A recent piece in the New York Times titled "‘Riveting!': The Quandary of the Book Blurb" asked: Do book blurbs serve readers? Do they help writers?
Stephen King: "One thing I'd never do is blurb a book just because a friend wrote it. That's the road to hell."
Bill Morris: "They're a bit like the vermouth in a martini: can't do any harm, might do some good, so let's have it."
Pulling random books from the shelves of my office, we find:
Performed in Italian but written for an English audience, Rinaldo premiered in London in 1711 as a lavish spectacle, in a theater equipped with the latest technical wizardry.
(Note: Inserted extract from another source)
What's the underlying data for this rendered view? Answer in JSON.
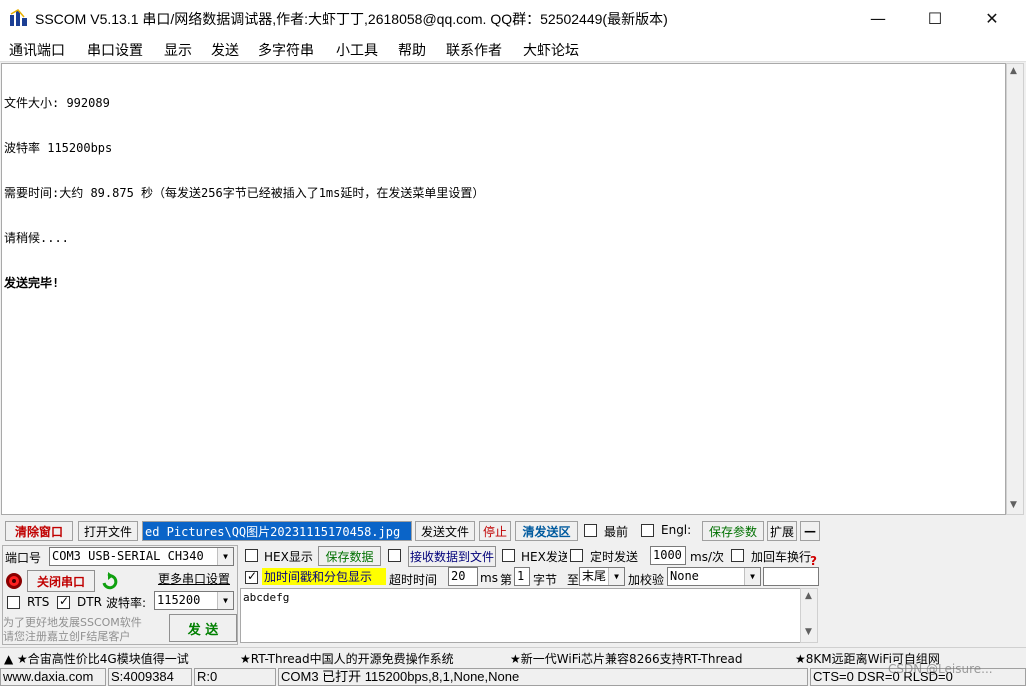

In that production, a poignant moment was punctuated by a flock of birds that buzzed the audience, and the sorceress at the center of the story (sung here by terrific young soprano Elza van den Heever) entered in a flying chariot pulled by fire-breathing dragons. Lyric audience education manager Jesse Gram, who’s giving the preperformance lectures (free with ticket, an hour before curtain), says that attending that show 300 years ago was akin to seeing Avatar in 3-D at Imax today.
But the most exotic feature of the original Rinaldo was the result of a technology that’s really, truly, gone obsolete. The title character and several supporting roles were created for castrati.
The conventional wisdom in the newspaper business these days is that nobody reads game leads online. And in considering and researching the topic today, with the Bulls' win as Exhibit A, I have to admit there's something to that.
In 1957 Plymouth introduced its new cars with the ingenious theme, “Suddenly . . . It’s 1960.” Here was progress, or novelty, so brutal that it made the Plymouth models for 1958 and 1959 obsolete before they even existed. I guess existing is something they never got to do.
Thank goodness for the box score, although even that is struggling with dwindling space in print these days.
Last week's "Variations" was about pinball.